◆ **INSTRUCTIONS FOR THE TASK**: Determine the count of lines in the following entries that contain the string "name". Write only the number.

◆ **INFORMATION SUPPLIED**:
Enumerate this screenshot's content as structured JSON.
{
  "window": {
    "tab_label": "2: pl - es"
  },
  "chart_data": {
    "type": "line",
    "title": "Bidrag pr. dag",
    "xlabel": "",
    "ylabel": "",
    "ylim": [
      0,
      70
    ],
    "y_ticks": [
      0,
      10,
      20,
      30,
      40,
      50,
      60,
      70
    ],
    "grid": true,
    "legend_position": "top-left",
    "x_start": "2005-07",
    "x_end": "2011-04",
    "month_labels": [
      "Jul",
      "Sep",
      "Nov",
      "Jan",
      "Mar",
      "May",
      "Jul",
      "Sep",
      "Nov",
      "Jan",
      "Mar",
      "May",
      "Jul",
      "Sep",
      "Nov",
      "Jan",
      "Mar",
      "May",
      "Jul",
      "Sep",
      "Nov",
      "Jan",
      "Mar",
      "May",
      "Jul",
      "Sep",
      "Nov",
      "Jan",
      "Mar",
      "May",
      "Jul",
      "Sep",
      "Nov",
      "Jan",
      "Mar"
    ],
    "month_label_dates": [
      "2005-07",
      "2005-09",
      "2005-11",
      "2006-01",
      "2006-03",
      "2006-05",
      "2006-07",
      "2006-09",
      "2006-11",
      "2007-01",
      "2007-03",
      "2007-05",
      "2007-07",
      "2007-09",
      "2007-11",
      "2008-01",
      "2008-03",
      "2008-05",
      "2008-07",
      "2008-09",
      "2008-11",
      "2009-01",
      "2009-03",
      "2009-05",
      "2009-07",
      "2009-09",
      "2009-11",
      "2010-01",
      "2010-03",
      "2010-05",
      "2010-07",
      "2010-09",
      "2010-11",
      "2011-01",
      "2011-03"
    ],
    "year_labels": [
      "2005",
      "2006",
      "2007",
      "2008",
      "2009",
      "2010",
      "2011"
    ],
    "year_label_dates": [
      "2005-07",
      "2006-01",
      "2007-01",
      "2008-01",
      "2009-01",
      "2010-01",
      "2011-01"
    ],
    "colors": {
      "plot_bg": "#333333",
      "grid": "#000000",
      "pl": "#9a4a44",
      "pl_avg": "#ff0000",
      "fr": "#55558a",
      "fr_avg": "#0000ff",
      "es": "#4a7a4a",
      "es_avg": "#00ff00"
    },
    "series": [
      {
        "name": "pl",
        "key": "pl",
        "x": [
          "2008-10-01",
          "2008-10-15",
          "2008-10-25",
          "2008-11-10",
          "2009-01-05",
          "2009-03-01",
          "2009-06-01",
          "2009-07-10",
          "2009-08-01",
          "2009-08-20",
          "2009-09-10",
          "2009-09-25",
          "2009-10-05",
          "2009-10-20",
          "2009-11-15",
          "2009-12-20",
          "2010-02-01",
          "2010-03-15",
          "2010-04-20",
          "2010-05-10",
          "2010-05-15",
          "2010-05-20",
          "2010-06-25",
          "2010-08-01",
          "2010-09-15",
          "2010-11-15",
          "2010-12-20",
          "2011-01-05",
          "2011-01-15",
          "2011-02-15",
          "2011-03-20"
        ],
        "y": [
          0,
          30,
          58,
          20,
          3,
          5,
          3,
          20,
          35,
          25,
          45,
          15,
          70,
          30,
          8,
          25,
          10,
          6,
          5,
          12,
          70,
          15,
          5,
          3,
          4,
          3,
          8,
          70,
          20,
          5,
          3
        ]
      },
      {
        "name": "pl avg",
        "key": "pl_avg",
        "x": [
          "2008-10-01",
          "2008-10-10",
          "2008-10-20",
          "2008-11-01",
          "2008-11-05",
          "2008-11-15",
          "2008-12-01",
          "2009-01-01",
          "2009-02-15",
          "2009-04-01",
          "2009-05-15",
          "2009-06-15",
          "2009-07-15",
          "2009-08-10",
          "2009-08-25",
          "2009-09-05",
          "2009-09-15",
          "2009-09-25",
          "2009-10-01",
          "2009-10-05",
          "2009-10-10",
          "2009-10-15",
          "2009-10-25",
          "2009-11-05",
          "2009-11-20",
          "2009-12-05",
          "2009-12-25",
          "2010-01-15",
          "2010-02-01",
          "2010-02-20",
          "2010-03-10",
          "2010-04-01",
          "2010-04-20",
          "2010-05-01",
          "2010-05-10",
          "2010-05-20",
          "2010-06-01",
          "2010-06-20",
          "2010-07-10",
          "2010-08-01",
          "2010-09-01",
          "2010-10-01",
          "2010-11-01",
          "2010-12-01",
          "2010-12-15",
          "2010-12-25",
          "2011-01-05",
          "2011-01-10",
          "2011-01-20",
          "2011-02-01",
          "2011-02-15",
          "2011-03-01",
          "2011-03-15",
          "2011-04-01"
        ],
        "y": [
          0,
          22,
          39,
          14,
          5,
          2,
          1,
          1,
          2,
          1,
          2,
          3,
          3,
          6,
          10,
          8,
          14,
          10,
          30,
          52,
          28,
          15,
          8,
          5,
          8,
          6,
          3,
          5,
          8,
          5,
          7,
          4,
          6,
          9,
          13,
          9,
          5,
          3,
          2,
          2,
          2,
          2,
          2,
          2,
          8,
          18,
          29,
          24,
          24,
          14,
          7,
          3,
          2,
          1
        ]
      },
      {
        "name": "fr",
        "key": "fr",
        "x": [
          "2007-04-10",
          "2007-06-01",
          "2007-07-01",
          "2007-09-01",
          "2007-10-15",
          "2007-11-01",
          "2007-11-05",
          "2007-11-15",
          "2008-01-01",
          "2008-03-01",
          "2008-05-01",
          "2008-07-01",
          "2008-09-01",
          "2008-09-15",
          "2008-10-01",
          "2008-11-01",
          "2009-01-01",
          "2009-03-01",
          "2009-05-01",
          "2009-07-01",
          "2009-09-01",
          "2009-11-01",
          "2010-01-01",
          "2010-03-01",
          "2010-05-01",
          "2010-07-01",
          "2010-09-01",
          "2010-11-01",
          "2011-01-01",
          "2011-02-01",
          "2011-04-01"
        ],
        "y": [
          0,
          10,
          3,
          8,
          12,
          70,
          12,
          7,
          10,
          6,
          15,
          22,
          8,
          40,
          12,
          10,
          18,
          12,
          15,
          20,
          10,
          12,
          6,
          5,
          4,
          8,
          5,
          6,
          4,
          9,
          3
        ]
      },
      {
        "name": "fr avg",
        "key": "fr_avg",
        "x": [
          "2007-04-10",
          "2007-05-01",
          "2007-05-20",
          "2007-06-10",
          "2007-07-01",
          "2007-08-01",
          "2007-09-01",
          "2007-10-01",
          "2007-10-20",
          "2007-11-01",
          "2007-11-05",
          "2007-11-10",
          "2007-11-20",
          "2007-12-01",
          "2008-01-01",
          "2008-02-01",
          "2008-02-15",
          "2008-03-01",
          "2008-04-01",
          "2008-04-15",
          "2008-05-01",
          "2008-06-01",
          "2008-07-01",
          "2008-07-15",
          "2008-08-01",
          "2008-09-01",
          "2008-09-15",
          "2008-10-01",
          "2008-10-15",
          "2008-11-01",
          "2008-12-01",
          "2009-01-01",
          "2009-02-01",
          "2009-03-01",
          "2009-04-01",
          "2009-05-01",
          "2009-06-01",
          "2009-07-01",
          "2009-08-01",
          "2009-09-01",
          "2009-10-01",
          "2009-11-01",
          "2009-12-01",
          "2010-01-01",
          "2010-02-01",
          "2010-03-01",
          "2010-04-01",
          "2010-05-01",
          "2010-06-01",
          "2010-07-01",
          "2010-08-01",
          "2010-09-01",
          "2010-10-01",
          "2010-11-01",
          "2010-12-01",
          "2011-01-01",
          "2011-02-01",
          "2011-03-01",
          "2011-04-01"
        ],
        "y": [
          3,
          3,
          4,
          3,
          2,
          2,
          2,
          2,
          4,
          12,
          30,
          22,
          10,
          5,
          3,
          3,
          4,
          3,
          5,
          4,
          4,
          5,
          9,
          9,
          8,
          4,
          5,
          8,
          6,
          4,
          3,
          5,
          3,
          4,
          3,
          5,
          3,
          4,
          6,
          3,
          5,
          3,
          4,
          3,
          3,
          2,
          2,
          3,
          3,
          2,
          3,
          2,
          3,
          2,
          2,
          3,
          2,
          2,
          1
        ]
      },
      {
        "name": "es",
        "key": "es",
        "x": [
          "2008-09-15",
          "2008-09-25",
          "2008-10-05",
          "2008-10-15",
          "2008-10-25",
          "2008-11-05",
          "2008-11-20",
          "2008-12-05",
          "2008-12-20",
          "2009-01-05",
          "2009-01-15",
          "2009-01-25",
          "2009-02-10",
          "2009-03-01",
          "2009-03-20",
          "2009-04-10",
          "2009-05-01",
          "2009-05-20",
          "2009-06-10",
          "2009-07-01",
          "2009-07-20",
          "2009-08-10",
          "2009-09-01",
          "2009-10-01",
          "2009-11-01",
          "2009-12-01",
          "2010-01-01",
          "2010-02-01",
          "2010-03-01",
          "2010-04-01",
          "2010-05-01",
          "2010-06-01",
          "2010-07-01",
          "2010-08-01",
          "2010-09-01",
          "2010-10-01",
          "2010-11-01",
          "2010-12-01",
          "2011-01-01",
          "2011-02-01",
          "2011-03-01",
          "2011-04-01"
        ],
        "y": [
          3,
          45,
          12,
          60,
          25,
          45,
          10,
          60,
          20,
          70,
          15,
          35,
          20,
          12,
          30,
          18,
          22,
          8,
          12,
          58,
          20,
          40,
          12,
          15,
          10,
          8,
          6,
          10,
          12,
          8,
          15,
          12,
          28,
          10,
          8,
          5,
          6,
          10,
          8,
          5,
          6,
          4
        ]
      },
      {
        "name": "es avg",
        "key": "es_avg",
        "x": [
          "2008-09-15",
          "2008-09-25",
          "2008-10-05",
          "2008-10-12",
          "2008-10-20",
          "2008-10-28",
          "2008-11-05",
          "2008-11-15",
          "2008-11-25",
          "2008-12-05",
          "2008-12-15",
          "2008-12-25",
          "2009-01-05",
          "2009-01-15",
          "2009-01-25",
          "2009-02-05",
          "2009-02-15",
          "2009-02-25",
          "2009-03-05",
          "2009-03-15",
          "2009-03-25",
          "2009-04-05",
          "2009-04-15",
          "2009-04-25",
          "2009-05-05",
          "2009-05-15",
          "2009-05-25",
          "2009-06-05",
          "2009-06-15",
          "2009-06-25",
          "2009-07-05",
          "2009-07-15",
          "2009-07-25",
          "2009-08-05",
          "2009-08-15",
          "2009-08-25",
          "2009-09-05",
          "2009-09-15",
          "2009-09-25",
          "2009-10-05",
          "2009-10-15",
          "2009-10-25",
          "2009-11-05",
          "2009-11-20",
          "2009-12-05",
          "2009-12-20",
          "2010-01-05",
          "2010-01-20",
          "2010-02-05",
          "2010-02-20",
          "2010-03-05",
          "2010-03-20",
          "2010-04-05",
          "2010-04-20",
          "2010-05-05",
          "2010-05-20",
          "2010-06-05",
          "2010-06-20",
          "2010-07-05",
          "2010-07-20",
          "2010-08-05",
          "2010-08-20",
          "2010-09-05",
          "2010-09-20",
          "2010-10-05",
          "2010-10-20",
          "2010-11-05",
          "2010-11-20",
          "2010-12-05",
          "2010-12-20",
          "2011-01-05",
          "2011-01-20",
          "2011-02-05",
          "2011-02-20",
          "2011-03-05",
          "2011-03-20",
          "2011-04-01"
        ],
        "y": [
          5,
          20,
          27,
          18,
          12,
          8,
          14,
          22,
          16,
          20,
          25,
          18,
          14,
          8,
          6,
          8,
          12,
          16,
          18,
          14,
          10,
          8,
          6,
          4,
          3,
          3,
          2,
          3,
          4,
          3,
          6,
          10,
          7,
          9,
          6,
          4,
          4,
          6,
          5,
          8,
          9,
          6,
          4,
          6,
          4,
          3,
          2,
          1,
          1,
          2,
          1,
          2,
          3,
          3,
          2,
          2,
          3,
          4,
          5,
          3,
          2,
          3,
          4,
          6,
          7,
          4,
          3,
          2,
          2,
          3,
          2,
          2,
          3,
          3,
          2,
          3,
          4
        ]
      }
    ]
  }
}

◆ **SOLUTION**: 6